- _Task to carry out_
From first line to last, retype the data exactly.

[The data — start]

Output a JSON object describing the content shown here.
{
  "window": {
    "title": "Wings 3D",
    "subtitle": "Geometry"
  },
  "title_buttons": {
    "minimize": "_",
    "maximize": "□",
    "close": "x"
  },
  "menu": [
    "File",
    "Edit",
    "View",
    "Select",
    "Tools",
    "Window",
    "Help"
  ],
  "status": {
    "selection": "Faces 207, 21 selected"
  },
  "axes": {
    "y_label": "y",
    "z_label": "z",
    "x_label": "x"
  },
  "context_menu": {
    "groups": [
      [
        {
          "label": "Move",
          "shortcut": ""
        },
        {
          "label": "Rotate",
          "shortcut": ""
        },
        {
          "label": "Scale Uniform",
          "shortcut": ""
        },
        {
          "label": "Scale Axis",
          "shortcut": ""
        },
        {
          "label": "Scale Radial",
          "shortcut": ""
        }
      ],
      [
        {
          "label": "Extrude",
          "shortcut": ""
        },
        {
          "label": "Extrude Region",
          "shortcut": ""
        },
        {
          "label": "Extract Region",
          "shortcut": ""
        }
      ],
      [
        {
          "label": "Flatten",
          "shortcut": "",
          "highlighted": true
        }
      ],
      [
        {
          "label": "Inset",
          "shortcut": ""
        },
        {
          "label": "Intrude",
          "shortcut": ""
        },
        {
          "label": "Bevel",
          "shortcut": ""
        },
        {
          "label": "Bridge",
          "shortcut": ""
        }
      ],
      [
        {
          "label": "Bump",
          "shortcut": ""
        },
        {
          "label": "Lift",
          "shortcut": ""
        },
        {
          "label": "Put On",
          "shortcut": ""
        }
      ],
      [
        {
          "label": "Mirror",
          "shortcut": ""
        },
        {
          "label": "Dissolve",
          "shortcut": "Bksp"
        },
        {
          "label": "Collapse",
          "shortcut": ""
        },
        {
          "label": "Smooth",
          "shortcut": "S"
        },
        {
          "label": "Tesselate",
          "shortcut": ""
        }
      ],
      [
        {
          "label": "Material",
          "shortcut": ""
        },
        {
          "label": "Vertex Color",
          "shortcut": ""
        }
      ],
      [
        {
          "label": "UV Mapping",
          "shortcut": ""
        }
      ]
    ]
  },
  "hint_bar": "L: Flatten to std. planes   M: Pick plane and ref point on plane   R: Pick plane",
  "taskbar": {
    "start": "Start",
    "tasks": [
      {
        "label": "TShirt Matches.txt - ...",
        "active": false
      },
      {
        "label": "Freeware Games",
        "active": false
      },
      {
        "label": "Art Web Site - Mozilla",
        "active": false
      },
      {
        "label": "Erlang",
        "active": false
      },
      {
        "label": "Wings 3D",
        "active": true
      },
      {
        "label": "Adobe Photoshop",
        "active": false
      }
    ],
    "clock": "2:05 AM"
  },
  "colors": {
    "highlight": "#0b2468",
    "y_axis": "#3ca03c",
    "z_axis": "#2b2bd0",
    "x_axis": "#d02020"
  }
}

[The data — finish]

- _Finished task_
Output a JSON object describing the content shown here.
{
  "window": {
    "title": "Wings 3D",
    "subtitle": "Geometry"
  },
  "title_buttons": {
    "minimize": "_",
    "maximize": "□",
    "close": "x"
  },
  "menu": [
    "File",
    "Edit",
    "View",
    "Select",
    "Tools",
    "Window",
    "Help"
  ],
  "status": {
    "selection": "Faces 207, 21 selected"
  },
  "axes": {
    "y_label": "y",
    "z_label": "z",
    "x_label": "x"
  },
  "context_menu": {
    "groups": [
      [
        {
          "label": "Move",
          "shortcut": ""
        },
        {
          "label": "Rotate",
          "shortcut": ""
        },
        {
          "label": "Scale Uniform",
          "shortcut": ""
        },
        {
          "label": "Scale Axis",
          "shortcut": ""
        },
        {
          "label": "Scale Radial",
          "shortcut": ""
        }
      ],
      [
        {
          "label": "Extrude",
          "shortcut": ""
        },
        {
          "label": "Extrude Region",
          "shortcut": ""
        },
        {
          "label": "Extract Region",
          "shortcut": ""
        }
      ],
      [
        {
          "label": "Flatten",
          "shortcut": "",
          "highlighted": true
        }
      ],
      [
        {
          "label": "Inset",
          "shortcut": ""
        },
        {
          "label": "Intrude",
          "shortcut": ""
        },
        {
          "label": "Bevel",
          "shortcut": ""
        },
        {
          "label": "Bridge",
          "shortcut": ""
        }
      ],
      [
        {
          "label": "Bump",
          "shortcut": ""
        },
        {
          "label": "Lift",
          "shortcut": ""
        },
        {
          "label": "Put On",
          "shortcut": ""
        }
      ],
      [
        {
          "label": "Mirror",
          "shortcut": ""
        },
        {
          "label": "Dissolve",
          "shortcut": "Bksp"
        },
        {
          "label": "Collapse",
          "shortcut": ""
        },
        {
          "label": "Smooth",
          "shortcut": "S"
        },
        {
          "label": "Tesselate",
          "shortcut": ""
        }
      ],
      [
        {
          "label": "Material",
          "shortcut": ""
        },
        {
          "label": "Vertex Color",
          "shortcut": ""
        }
      ],
      [
        {
          "label": "UV Mapping",
          "shortcut": ""
        }
      ]
    ]
  },
  "hint_bar": "L: Flatten to std. planes   M: Pick plane and ref point on plane   R: Pick plane",
  "taskbar": {
    "start": "Start",
    "tasks": [
      {
        "label": "TShirt Matches.txt - ...",
        "active": false
      },
      {
        "label": "Freeware Games",
        "active": false
      },
      {
        "label": "Art Web Site - Mozilla",
        "active": false
      },
      {
        "label": "Erlang",
        "active": false
      },
      {
        "label": "Wings 3D",
        "active": true
      },
      {
        "label": "Adobe Photoshop",
        "active": false
      }
    ],
    "clock": "2:05 AM"
  },
  "colors": {
    "highlight": "#0b2468",
    "y_axis": "#3ca03c",
    "z_axis": "#2b2bd0",
    "x_axis": "#d02020"
  }
}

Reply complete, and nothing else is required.